The landscape of the wine consumer in South Africa is shifting, and quickly. For those of us who are in the business of selling wine, be it in a restaurant, on a wine farm, at a food and wine fair, it is imperative that we are aware of who our consumers are and what trends are emerging. Right now, in the South African context, we see that traditional stereotypes about wine in South Africa are fading as a new generation of not only black wine connoisseurs, but also black producers, are entering the wine scene.
For many years, South Africa’s wine industry has been viewed as one of the most progressive and successful of many wine-producing countries. And this is still true today, as the industry reflects the transformation of South Africa and new wine consumption trends point to a new group of emerging wine consumers – black wine enthusiasts.
Changing consumer profile
Matome Mbatha, Wines of South Africa (Wosa) market manager for Africa and the Americas, says that the industry has noticed a shift in the profile of local wine consumers.
“There has been a great interest in wine from the black community,” Mbatha says. South Africa’s growing black middle class is one of the reasons for the change in wine consumption trends according to Mbatha. “These people seek and love fine things in life, and wine, as a lifestyle product, resonates well with that need.” The availability of easy-to-drink wines has also helped to grow a more diverse consumer base. “Many black wine drinkers start to appreciate wine on a casual basis and gradually upgrade to more serious wine once they gain confidence in their wine knowledge,” he says. And this is where it is key for a restauranteur to tap into this consumer profile, by offering wine by the glass as an experience for this emerging market to taste new wines as they explore the finer things in life. And that is why the le Verre de Vin system is perfect to support you in offering a whole range of fine wines by the glass, allowing you to offer a wide selection and yet still preserve the opened bottles of wine for up to 21 days – so really enhancing your bottom line in a very positive way! This gives you the freedom to offer many wines by the glass and still create even more profit for your business (because any opened bottle can be preserved for 21 days, keeping it as fresh as the day it was opened)- that’s what we call a win-win solution!
Wine festivals also play an important role in making wine more accessible to a market where in the past there has not been much up-take, and helping debunking the myth that drinking wine is a highbrow affair. At wine festivals, people who would ordinarily not drink wine have an opportunity to sample a wide variety of wine styles. This is underscored by the phenomenal success of the Soweto Wine Fair – in their 11th year and running again 3- 5 September 2015 – set to attract over 10 000 customers. Again as a wine farm being a part of a prestigious event like the Soweto Wine Fair, Le Verre de Vin would only enhance the value of your offering – allowing you to offer wine that is fresh, fresh , fresh throughout the whole show! You can’t afford not to have one.

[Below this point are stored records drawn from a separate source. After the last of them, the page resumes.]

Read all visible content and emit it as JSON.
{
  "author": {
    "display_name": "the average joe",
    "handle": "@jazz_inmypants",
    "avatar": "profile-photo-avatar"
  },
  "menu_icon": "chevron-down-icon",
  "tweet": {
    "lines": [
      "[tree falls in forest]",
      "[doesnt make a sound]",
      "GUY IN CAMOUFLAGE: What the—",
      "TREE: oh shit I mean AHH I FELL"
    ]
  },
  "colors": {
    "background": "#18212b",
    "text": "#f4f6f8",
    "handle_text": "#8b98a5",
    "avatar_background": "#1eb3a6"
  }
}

If wine sellers, be they restauranteurs or wine farms, can tap into the emerging black market of South Africa, and create a strong and loyal customer base, the implications are astronomical and Le Verre de Vin is perfectly positioned to support you in that growth. With Le Verre de Vin you can offer any of your wines, by the glass, knowing that your wine is perfectly preserved for 21 days after opening. This means that by using le Verre de Vin and promoting your offerings/experiences to the black middle class group, you stand to benefit from an increased market share with more profit and a wider spread of options on offer. It seems to be a no-brainer to me!
Call us right now to see how Le Verre De Vin can significantly support you in tapping into this rapidly emerging trend of wine consumers – you can’t afford not to!